The Senate Judiciary Committee unanimously released three nominees to the board of the Port Authority of New York and New Jersey Thursday.
Dana Martinotti, Michelle Richardson and Robert Menendez Jr., the son of New Jersey’s senior U.S. Senator, are expected to see a vote before the full Senate during the chamber’s June 1 voting session.
A fourth nominee, Middlesex County Democratic Chairman Kevin McCabe, did not appear before the Judiciary Committee Thursday due to an unforeseen personal matter. He’s set to come back before the panel on June 1 and is expected to be confirmed that day.
The chairman already holds a seat on the powerful bi-state agency’s board.
Each of the nominees that came before the panel Thursday committed to keeping Port Authority Chairman Kevin O’Toole, a former state senator, and Executive Director Rick Cotton in place when pressed by State Sen. Kristin Corrado (R-Totowa).
Commissioners typically serve six-year terms, though Thursday’s nominees won’t get quite that long on the board.
Richardson is filling Commissioner Richard Bagger’s seat on the board. Bagger was originally named to the board by Gov. Chris Christie in 2012. That means Richardson will hold the seat until June 30, 2024.
Martinotti’s tenure won’t be nearly as long. She was nominated to fill Caren Turner’s unexpired term.
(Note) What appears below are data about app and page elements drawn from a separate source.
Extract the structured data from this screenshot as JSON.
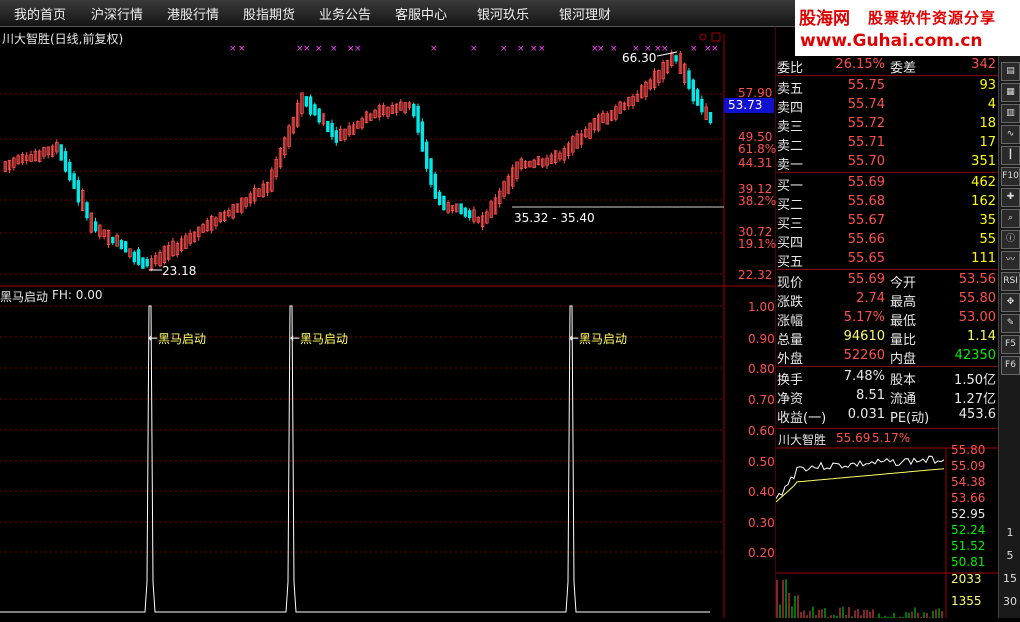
{
  "menu": [
    "我的首页",
    "沪深行情",
    "港股行情",
    "股指期货",
    "业务公告",
    "客服中心",
    "银河玖乐",
    "银河理财"
  ],
  "logo": {
    "line1a": "股海网",
    "line1b": "股票软件资源分享",
    "line2": "www.Guhai.com.cn"
  },
  "main_chart": {
    "title": "川大智胜(日线,前复权)",
    "y_labels": [
      "57.90",
      "49.50",
      "44.31",
      "39.12",
      "30.72",
      "22.32"
    ],
    "pct_labels": [
      "61.8%",
      "38.2%",
      "19.1%"
    ],
    "current_price_tag": "53.73",
    "annotations": {
      "high": "66.30",
      "low": "23.18",
      "range": "35.32 - 35.40"
    },
    "colors": {
      "up": "#ff5050",
      "down": "#00e8e8",
      "grid": "#7a0000",
      "marker": "#ff40ff"
    }
  },
  "indicator": {
    "title": "黑马启动",
    "fh_label": "FH: 0.00",
    "signal_label": "黑马启动",
    "y_labels": [
      "1.00",
      "0.90",
      "0.80",
      "0.70",
      "0.60",
      "0.50",
      "0.40",
      "0.30",
      "0.20"
    ]
  },
  "quote": {
    "rows": [
      {
        "a": "委比",
        "av": "26.15%",
        "b": "委差",
        "bv": "342",
        "avc": "#ff5050",
        "bvc": "#ff5050"
      },
      {
        "a": "卖五",
        "av": "55.75",
        "b": "",
        "bv": "93",
        "avc": "#ff5050",
        "bvc": "#ffff00"
      },
      {
        "a": "卖四",
        "av": "55.74",
        "b": "",
        "bv": "4",
        "avc": "#ff5050",
        "bvc": "#ffff00"
      },
      {
        "a": "卖三",
        "av": "55.72",
        "b": "",
        "bv": "18",
        "avc": "#ff5050",
        "bvc": "#ffff00"
      },
      {
        "a": "卖二",
        "av": "55.71",
        "b": "",
        "bv": "17",
        "avc": "#ff5050",
        "bvc": "#ffff00"
      },
      {
        "a": "卖一",
        "av": "55.70",
        "b": "",
        "bv": "351",
        "avc": "#ff5050",
        "bvc": "#ffff00"
      },
      {
        "a": "买一",
        "av": "55.69",
        "b": "",
        "bv": "462",
        "avc": "#ff5050",
        "bvc": "#ffff00"
      },
      {
        "a": "买二",
        "av": "55.68",
        "b": "",
        "bv": "162",
        "avc": "#ff5050",
        "bvc": "#ffff00"
      },
      {
        "a": "买三",
        "av": "55.67",
        "b": "",
        "bv": "35",
        "avc": "#ff5050",
        "bvc": "#ffff00"
      },
      {
        "a": "买四",
        "av": "55.66",
        "b": "",
        "bv": "55",
        "avc": "#ff5050",
        "bvc": "#ffff00"
      },
      {
        "a": "买五",
        "av": "55.65",
        "b": "",
        "bv": "111",
        "avc": "#ff5050",
        "bvc": "#ffff00"
      },
      {
        "a": "现价",
        "av": "55.69",
        "b": "今开",
        "bv": "53.56",
        "avc": "#ff5050",
        "bvc": "#ff5050"
      },
      {
        "a": "涨跌",
        "av": "2.74",
        "b": "最高",
        "bv": "55.80",
        "avc": "#ff5050",
        "bvc": "#ff5050"
      },
      {
        "a": "涨幅",
        "av": "5.17%",
        "b": "最低",
        "bv": "53.00",
        "avc": "#ff5050",
        "bvc": "#ff5050"
      },
      {
        "a": "总量",
        "av": "94610",
        "b": "量比",
        "bv": "1.14",
        "avc": "#ffff66",
        "bvc": "#ffff66"
      },
      {
        "a": "外盘",
        "av": "52260",
        "b": "内盘",
        "bv": "42350",
        "avc": "#ff5050",
        "bvc": "#00ee00"
      },
      {
        "a": "换手",
        "av": "7.48%",
        "b": "股本",
        "bv": "1.50亿",
        "avc": "#e8e8e8",
        "bvc": "#e8e8e8"
      },
      {
        "a": "净资",
        "av": "8.51",
        "b": "流通",
        "bv": "1.27亿",
        "avc": "#e8e8e8",
        "bvc": "#e8e8e8"
      },
      {
        "a": "收益(一)",
        "av": "0.031",
        "b": "PE(动)",
        "bv": "453.6",
        "avc": "#e8e8e8",
        "bvc": "#e8e8e8"
      }
    ]
  },
  "mini_chart": {
    "title": "川大智胜",
    "price": "55.69",
    "pct": "5.17%",
    "y_labels": [
      "55.80",
      "55.09",
      "54.38",
      "53.66",
      "52.95",
      "52.24",
      "51.52",
      "50.81"
    ],
    "vol_labels": [
      "2033",
      "1355"
    ]
  },
  "toolbar": {
    "icons": [
      "chart-icon",
      "table-icon",
      "grid-icon",
      "line-chart-icon",
      "candle-icon",
      "f10-icon",
      "cross-icon",
      "search-icon",
      "info-icon",
      "trend-icon",
      "rsi-icon",
      "move-icon",
      "pen-icon",
      "f5-icon",
      "f6-icon"
    ],
    "labels": [
      "",
      "",
      "",
      "",
      "",
      "F10",
      "",
      "",
      "",
      "",
      "RSI",
      "",
      "",
      "F5",
      "F6"
    ],
    "numbers": [
      "1",
      "5",
      "15",
      "30"
    ]
  }
}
Turner resigned in 2018 after brandishing a Port Authority badge during a traffic stop in an attempt to shield her adult daughter from police.
Turner resigned over the incident and was later censured for her behavior. Her unexpired term comes to an end in the middle of next year, meaning Martinotti will essentially serve a one-year term if confirmed.
Menendez has been named to McCabe’s seat. That term won’t expire until June 2025.
Senate Majority Leader Loretta Weinberg and State Sen. Nellie Pou (D-North Haledon) were pleased to see two women nominated to the Port Authority Board, citing broad underrepresentation on public boards and commissions.
Also on Thursday, the Senate Judiciary Committee unanimously advanced State Supreme Court Associate Justice Lee Solomon’s nomination for tenure. Like the Port Authority nominees, Solomon’s interview before the panel was swift, taking only a few minutes.
He was met with praise from the bipartisan panel but demurred when asked whether he supported raising the mandatory retirement age for judges from 70.
That decision, Solomon said, lay with the legislature and the governor.